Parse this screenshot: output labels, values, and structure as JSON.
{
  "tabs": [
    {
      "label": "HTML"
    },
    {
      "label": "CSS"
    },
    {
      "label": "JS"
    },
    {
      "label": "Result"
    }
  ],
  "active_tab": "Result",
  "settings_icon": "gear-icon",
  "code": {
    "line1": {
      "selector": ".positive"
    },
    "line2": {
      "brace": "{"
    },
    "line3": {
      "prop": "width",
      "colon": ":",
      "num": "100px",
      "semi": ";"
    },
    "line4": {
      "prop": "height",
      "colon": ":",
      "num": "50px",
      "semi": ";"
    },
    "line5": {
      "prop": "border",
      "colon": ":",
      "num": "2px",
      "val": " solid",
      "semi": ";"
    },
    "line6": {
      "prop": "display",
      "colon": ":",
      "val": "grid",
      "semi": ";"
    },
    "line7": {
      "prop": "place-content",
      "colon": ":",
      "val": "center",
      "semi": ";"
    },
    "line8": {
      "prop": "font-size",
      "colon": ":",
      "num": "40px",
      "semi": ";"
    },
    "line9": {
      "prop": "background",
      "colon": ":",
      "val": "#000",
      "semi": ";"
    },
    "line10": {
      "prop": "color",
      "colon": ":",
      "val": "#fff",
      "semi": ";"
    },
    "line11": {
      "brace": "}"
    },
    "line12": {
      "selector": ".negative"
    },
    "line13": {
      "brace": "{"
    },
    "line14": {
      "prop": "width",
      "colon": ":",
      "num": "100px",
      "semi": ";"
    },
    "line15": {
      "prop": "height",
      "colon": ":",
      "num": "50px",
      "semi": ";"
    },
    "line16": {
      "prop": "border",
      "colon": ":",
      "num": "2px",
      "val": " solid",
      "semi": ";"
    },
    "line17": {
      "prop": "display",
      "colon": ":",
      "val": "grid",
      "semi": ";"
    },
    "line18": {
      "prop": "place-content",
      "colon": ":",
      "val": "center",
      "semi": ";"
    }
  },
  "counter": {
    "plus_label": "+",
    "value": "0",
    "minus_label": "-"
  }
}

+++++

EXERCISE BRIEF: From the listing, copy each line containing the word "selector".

RESPONSE:
      "selector": ".positive"
      "selector": ".negative"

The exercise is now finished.